TASK OBJECTIVE | In the records below, find the lines that include "this" and copy each.

[Entries from a dataset of interfaces]
--- START ---

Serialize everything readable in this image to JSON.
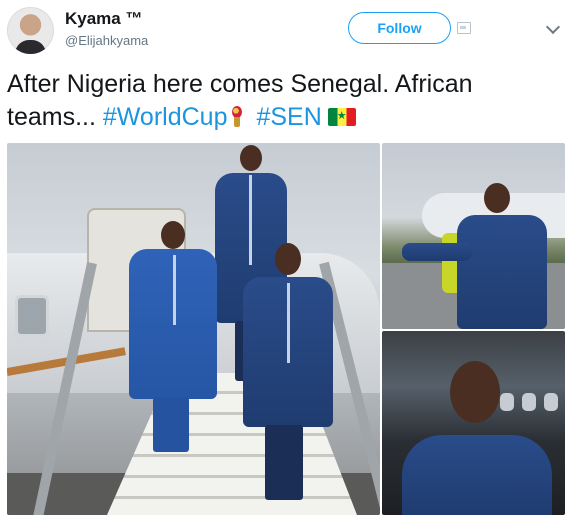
{
  "header": {
    "display_name": "Kyama ™",
    "handle": "@Elijahkyama",
    "follow_label": "Follow",
    "avatar_icon": "user-avatar-icon",
    "tip_icon": "tip-jar-icon",
    "menu_icon": "chevron-down-icon"
  },
  "tweet": {
    "line1": "After Nigeria here comes Senegal. African",
    "line2_prefix": "teams...",
    "hashtag1": "#WorldCup",
    "hashtag2": "#SEN",
    "emoji1": "world-cup-trophy-icon",
    "emoji2": "senegal-flag-icon"
  },
  "colors": {
    "accent": "#1da1f2",
    "hashtag": "#1b95e0",
    "text": "#14171a",
    "secondary": "#657786",
    "robe": "#2a4c8a"
  },
  "media": {
    "photos": [
      "photo-main",
      "photo-top-right",
      "photo-bottom-right"
    ]
  }
}
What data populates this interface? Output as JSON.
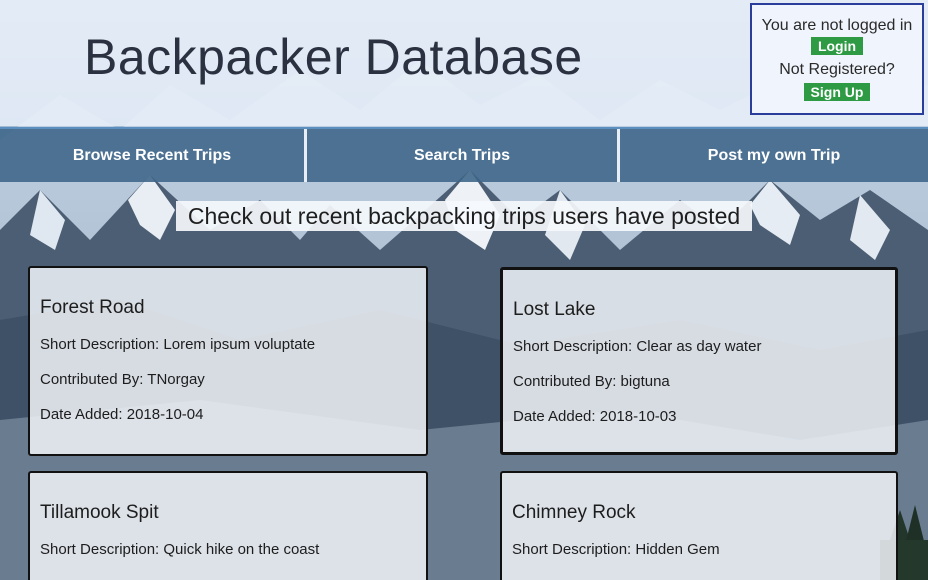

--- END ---

WRITTEN ANSWER |
Serialize everything readable in this image to JSON.
What data populates this interface? Output as JSON.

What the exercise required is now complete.